Now, this doesn’t mean Luther wasn’t a genius or that he didn’t make a massive contribution to world history. But Great Men are often odd men, and Luther was certainly odd.
As for the suggestion that the Wahhabi Muslims are like the early Protestants, I think I’m on solid ground here too, though reasonable people may differ. However, I should have emphasized more than I did (though I did emphasize it quite a bit) that Christian zealotry and Muslim zealotry will manifest themselves very differently.
Which leads me to another mistake. In the same column, when writing about the Wahhabi zealots who tried to destroy Mohammed’s tomb, I wrote that this “runs completely against the stereotype of ‘conservative’ Saudi Arabia, until you think of mobs of similar ‘reformers’ burning Catholic churches and artwork all across Europe (though I can’t see Christians of any denomination seeking to destroy Christ’s tomb).” Clearly I meant this in the hypothetical sense, since Jesus can’t actually be found in a tomb because of the whole resurrection thing.
I’ve made the joke many times that Ted Kennedy’s car has killed more Americans than nuclear power. Well, apparently there was something called the Argonne Low Power Reactor which, in 1961, was the site of an accident which killed 3 Americans. I did not know this. So now the joke is that nuclear power has killed three times as many Americans as Ted Kennedy’s car.
In “Enough Already” I said that as a political commentator, Frank Rich was little more than the “Bartles and James of New York liberalism — a mid-market distiller of low-potency conventional wisdom.” But I did say that he’d been a good theater critic. Truth be told, I never read much of his theater criticism, but what I did read seemed fine to me. But I’ve heard from a few Broadway veterans who say he was a terrible theater critic and judged too many shows by their political “worth” — i.e., celebrating gay themes — rather than their artistic merit. I’m not qualified to settle this, but let’s just say I’m open to the suggestion that Rich was overrated as a theater critic too.
A number of people are positive that I’m wrong about the etymology of the word “snob.” They say it comes from the French “sans nobilité,” or without nobility. Others say it comes from the Latin “sine nobilitate.” My etymological dictionaries say this is wrong, and I’m going with them.
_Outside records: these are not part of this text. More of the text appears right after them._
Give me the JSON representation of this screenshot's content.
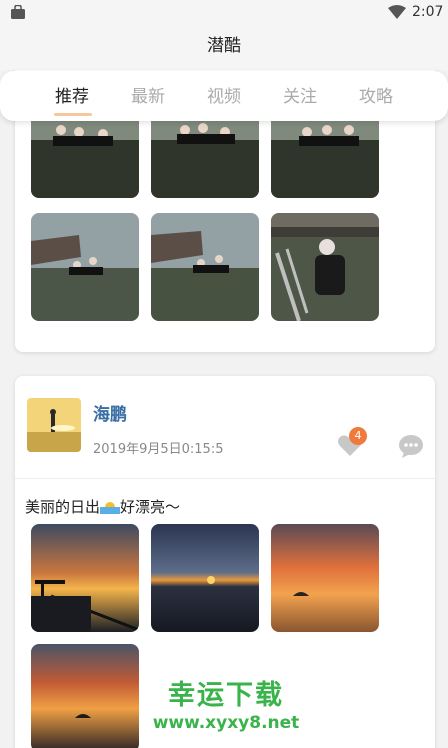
{
  "status_bar": {
    "time": "2:07"
  },
  "header": {
    "title": "潜酷"
  },
  "tabs": [
    "推荐",
    "最新",
    "视频",
    "关注",
    "攻略"
  ],
  "active_tab": "推荐",
  "post1": {
    "photos": [
      "diver-group",
      "diver-group",
      "diver-group",
      "diver-pier",
      "diver-pier",
      "diver-ladder"
    ]
  },
  "post2": {
    "username": "海鹏",
    "time": "2019年9月5日0:15:5",
    "likes": "4",
    "text_before": "美丽的日出",
    "text_after": "好漂亮～",
    "photos": [
      "sunrise-pier",
      "sunrise-sea",
      "sunrise-island",
      "sunrise-clouds"
    ]
  },
  "watermark": {
    "main": "幸运下载",
    "url": "www.xyxy8.net"
  },
  "icons": {
    "status": [
      "bag-icon",
      "wifi-icon",
      "battery-icon"
    ],
    "actions": [
      "heart-icon",
      "comment-icon"
    ]
  },
  "colors": {
    "accent": "#f07a3c",
    "username": "#3a6ea5",
    "watermark": "#39b34a"
  }
}
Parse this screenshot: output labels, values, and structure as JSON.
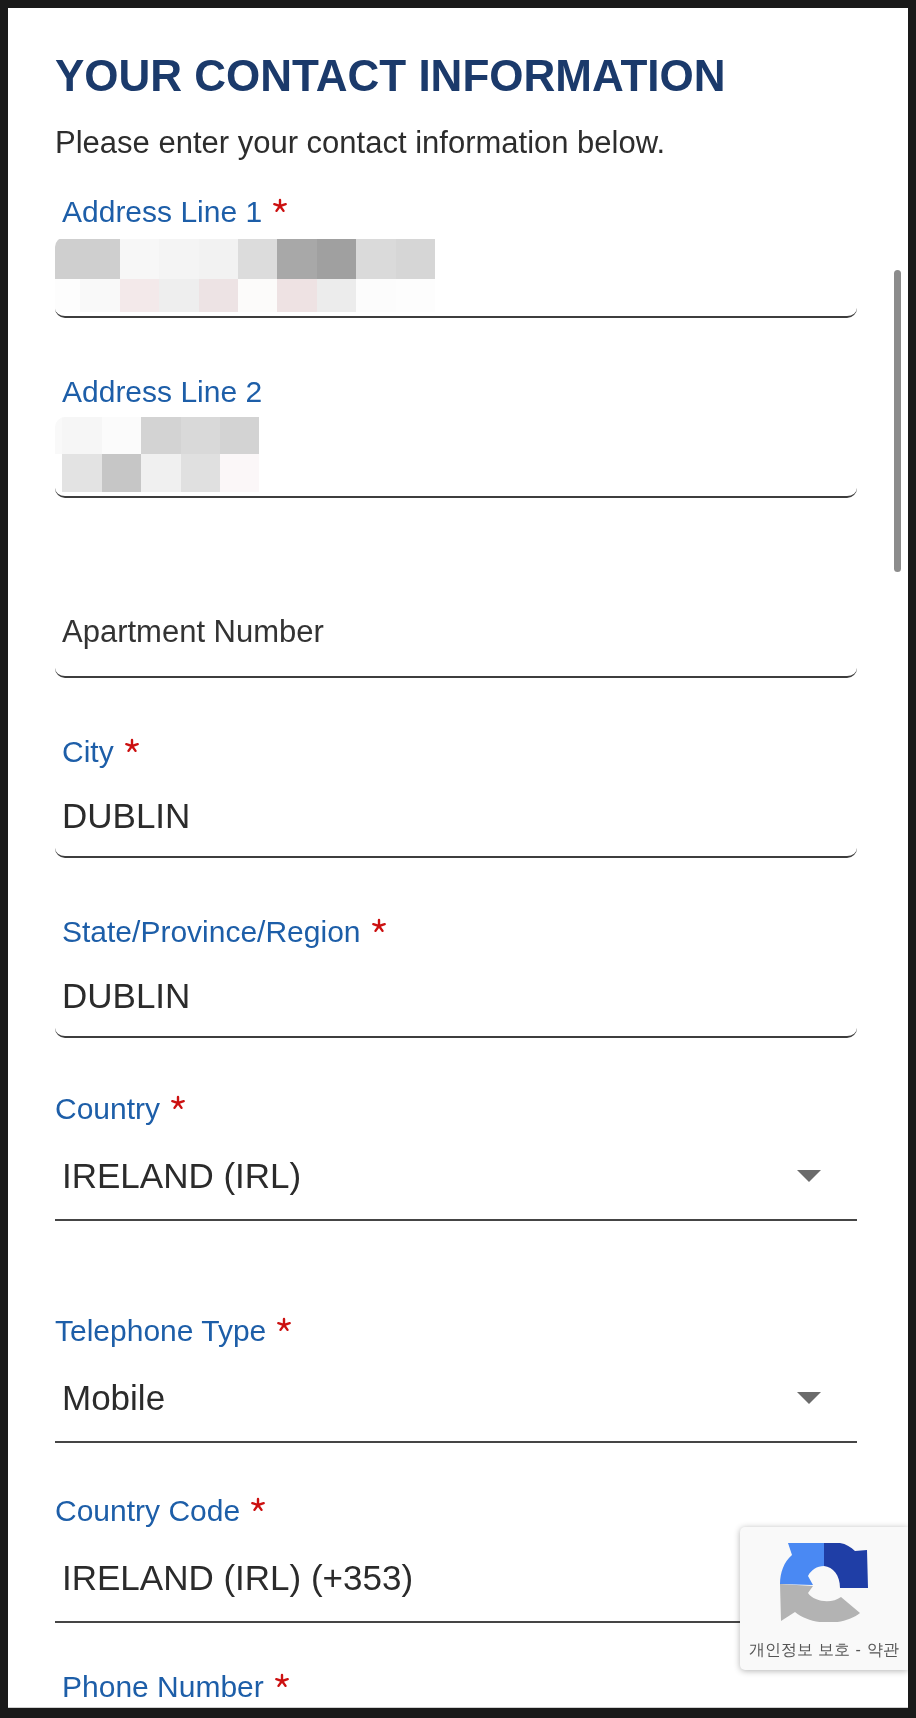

This wasn’t a particularly good corrections column, I know. They’re more difficult to write than they seem, because they require reading scads of spurious and/or endless criticisms. Which begs the question: Am I using “begs the question” correctly in this sentence? No, wait, who cares. Rather, it raises the question: Why do I do them in the first place? The answer is simple — I think it’s important to make it clear I take my readers more seriously than most pundits do; and myself, less seriously. Also, since every single one of these columns is written in a few hours on the day it’s posted, I think it’s worthwhile to follow-up from time to time. So, please keep sending the corrections. You would help me greatly if you sent them to [email protected] or, if you can’t manage that (apparently most of you can’t), please put “corrections” in the subject header. And, hey, if you think “poop party” was funnier than “pool party” — feel free to think I wrote it on purpose.